guests who had come to do some volunteering were wonderful. He helped make the
tents and troughs for the rain and we managed, although I got wet and cold
throughout the night. Raindrops came in through the roof from tiny holes and the rain would come in from the sides.
We were told
to expect an even bigger earthquake and no one was allowed to go back into
their homes. When Kamal came to check on me he told me the people staying at
the bus park got terribly wet due to the rain and them being on the brick lined
street instead of a hilltop.
day Yana and I walked up to the police department to see about getting in
contact with the US Consular, but communications were still down. While we were
there we experienced the next earthquake, 6.4 and saw buildings in the
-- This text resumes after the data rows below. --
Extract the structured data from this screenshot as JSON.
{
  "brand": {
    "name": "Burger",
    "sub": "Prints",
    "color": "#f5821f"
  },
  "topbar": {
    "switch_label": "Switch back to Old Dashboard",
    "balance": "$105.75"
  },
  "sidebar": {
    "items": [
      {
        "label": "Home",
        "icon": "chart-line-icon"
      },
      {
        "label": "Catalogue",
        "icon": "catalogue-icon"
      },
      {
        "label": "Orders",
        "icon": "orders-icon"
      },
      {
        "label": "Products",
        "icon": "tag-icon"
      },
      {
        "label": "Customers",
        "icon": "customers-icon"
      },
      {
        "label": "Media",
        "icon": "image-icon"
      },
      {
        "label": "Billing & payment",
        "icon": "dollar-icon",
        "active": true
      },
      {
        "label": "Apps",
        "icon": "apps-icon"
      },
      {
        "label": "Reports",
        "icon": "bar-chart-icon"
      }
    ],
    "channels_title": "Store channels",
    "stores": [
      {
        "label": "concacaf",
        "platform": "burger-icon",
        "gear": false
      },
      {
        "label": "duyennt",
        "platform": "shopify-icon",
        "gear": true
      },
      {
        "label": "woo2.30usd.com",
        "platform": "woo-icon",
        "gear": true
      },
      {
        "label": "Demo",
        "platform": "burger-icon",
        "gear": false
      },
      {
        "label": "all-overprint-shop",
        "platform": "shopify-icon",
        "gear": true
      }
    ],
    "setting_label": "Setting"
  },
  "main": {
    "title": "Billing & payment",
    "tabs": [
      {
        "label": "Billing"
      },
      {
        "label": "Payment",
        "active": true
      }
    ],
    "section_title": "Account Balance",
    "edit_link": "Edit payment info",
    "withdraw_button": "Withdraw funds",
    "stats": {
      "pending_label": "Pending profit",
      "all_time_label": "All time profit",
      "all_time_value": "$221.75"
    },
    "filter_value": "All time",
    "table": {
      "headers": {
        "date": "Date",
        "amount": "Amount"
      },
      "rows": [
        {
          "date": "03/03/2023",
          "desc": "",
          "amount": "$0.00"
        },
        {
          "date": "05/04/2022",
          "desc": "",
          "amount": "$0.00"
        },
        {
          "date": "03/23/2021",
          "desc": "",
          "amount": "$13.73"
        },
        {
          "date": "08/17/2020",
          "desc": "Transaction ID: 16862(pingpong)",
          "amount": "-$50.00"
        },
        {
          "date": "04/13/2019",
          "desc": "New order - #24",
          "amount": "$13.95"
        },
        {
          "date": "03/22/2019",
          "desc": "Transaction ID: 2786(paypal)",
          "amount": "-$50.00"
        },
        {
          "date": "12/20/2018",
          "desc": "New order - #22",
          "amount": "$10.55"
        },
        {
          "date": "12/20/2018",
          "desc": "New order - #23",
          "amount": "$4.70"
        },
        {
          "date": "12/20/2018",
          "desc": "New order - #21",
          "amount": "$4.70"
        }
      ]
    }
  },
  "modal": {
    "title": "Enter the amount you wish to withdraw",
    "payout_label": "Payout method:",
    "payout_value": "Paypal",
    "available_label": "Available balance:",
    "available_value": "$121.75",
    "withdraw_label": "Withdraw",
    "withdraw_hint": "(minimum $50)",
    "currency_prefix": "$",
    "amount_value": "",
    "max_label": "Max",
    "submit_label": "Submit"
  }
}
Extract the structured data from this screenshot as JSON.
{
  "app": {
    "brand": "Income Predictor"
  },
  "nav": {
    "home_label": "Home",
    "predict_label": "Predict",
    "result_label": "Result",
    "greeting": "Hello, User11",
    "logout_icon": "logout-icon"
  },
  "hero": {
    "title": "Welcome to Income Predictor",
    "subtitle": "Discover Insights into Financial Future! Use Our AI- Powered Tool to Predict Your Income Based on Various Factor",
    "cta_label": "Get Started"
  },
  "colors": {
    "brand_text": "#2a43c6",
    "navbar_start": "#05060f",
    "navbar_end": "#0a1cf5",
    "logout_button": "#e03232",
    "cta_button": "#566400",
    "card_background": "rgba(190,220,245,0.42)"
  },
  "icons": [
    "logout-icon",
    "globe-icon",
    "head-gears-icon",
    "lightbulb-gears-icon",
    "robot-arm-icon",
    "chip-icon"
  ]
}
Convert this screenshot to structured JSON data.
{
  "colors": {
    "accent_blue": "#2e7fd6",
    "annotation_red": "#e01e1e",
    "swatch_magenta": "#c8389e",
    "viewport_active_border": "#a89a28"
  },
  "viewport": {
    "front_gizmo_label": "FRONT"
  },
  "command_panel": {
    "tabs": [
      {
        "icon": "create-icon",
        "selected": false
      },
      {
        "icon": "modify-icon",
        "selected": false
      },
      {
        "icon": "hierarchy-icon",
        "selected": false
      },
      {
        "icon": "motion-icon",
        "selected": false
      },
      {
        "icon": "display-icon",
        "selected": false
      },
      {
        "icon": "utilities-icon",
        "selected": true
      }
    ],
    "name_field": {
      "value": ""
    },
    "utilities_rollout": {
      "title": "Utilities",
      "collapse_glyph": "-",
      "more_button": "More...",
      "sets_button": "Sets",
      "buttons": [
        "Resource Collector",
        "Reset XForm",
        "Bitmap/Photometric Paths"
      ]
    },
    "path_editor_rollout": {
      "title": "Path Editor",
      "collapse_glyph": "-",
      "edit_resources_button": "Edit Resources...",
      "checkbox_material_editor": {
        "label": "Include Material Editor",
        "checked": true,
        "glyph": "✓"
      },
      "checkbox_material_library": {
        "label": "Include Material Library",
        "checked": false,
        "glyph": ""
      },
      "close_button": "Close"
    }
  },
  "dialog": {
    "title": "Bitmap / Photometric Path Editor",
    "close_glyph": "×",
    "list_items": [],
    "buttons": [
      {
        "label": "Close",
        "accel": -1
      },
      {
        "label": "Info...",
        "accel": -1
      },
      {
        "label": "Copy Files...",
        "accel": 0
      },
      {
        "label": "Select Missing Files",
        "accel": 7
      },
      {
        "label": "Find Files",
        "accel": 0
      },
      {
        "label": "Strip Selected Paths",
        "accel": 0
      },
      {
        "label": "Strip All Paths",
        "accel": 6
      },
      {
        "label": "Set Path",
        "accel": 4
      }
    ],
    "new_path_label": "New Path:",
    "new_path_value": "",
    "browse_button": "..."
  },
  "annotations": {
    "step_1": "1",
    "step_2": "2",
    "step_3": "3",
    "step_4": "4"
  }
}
village collapse and plumes of brown smoke off in the distance.
This was the police station after the first earthquake:
The Police are still a great protection to us even without a building. So brave.
finally Wednesday. Tuesday was spent with Yana playing doctor with many of the
older women in the camp. She had various types of muscle relaxing creams, cough
medicine and such. What started out as a way for her to get to know some of the
villagers and pass the time generated into an experience neither she nor the
villagers will ever forget. The old ladies came and bared their ailing body
parts for her as she gently applied her creams. Not only were they sore from
falling bricks and such during the earthquakes, but they were sore from
overwork, poverty, old age and neglect. What amazing women they are. Words
cannot describe the connections made that day.
so well with the women that she vowed to help bring in enough money to rebuild
as many homes as possible in Changunarayan. Rather than have Changunarayan be
built with modern architecture we hope to have the homes look exactly like they
did on Saturday morning. We will make the homes with the wonderful rebar
pillars, but put an antique façade on the outside. Well, that’s my dream;
Yana’s is more about bringing the needed resources for the people here.
Together, we hope to create lasting change in the village and in Nepal.
Lisa were amazing, as well. They all left on Wednesday together. Sadly, Martin
began to feel ill during this time, but he continued to do all he could to help
those around him. These helpers were truly wonderful tourists.